| Activity |
In the material below, find each line with the word "píer" and list it.

*** Begin section ***

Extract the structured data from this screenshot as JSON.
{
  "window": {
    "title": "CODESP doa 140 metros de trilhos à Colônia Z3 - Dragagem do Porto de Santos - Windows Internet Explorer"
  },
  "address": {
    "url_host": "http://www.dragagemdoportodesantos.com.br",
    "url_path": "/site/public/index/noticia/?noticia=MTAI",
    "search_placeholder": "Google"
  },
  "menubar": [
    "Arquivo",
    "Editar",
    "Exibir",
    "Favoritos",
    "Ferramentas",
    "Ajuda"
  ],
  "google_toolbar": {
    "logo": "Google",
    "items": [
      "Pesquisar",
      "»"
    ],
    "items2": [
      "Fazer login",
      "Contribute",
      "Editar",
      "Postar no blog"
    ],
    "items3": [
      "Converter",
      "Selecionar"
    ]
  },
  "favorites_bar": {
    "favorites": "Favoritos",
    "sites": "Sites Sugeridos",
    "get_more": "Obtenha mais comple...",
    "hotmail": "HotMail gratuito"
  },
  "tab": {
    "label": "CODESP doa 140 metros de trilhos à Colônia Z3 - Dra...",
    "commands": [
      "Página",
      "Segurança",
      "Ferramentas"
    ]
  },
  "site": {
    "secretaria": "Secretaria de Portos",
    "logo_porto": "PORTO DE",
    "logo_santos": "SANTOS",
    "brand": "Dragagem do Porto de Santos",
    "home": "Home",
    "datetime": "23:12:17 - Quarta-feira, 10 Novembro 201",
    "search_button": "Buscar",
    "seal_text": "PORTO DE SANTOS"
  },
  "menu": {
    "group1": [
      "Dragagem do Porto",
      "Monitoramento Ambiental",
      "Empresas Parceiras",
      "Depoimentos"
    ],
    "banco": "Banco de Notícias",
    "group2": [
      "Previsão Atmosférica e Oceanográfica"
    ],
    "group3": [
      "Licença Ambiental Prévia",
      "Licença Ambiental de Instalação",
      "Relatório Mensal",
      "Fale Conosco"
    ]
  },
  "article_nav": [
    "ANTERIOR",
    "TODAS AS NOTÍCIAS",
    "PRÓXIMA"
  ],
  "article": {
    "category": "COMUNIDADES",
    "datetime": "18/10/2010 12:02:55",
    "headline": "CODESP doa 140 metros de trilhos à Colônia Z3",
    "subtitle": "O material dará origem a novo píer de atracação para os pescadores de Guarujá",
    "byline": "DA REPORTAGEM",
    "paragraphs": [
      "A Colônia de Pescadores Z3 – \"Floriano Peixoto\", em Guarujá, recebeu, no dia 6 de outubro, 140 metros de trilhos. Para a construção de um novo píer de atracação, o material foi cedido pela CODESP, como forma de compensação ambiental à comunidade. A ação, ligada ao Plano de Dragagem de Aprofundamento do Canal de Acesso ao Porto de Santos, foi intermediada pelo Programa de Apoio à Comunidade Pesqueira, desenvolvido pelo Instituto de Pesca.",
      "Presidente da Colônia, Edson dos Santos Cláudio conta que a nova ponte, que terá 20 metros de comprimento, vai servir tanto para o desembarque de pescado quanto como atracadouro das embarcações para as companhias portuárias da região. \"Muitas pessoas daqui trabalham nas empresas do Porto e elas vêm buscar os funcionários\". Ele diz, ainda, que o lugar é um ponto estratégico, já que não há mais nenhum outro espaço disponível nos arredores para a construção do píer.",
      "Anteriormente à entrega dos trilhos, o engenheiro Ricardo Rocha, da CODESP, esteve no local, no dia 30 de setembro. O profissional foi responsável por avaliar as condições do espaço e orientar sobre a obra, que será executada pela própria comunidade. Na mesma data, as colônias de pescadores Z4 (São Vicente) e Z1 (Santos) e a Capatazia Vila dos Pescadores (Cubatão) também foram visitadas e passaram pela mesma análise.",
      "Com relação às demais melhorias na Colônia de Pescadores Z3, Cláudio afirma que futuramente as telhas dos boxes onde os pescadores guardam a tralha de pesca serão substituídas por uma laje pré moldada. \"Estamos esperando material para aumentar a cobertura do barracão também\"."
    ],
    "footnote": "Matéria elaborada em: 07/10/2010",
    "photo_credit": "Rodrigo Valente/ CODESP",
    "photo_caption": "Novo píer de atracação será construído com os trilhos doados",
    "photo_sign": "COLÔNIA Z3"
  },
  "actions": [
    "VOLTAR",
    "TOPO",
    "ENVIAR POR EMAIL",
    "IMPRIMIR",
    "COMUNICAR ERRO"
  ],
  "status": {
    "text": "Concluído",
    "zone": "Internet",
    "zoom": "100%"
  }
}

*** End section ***

| Exercise answer |
    "subtitle": "O material dará origem a novo píer de atracação para os pescadores de Guarujá",
      "A Colônia de Pescadores Z3 – \"Floriano Peixoto\", em Guarujá, recebeu, no dia 6 de outubro, 140 metros de trilhos. Para a construção de um novo píer de atracação, o material foi cedido pela CODESP, como forma de compensação ambiental à comunidade. A ação, ligada ao Plano de Dragagem de Aprofundamento do Canal de Acesso ao Porto de Santos, foi intermediada pelo Programa de Apoio à Comunidade Pesqueira, desenvolvido pelo Instituto de Pesca.",
      "Presidente da Colônia, Edson dos Santos Cláudio conta que a nova ponte, que terá 20 metros de comprimento, vai servir tanto para o desembarque de pescado quanto como atracadouro das embarcações para as companhias portuárias da região. \"Muitas pessoas daqui trabalham nas empresas do Porto e elas vêm buscar os funcionários\". Ele diz, ainda, que o lugar é um ponto estratégico, já que não há mais nenhum outro espaço disponível nos arredores para a construção do píer.",
    "photo_caption": "Novo píer de atracação será construído com os trilhos doados",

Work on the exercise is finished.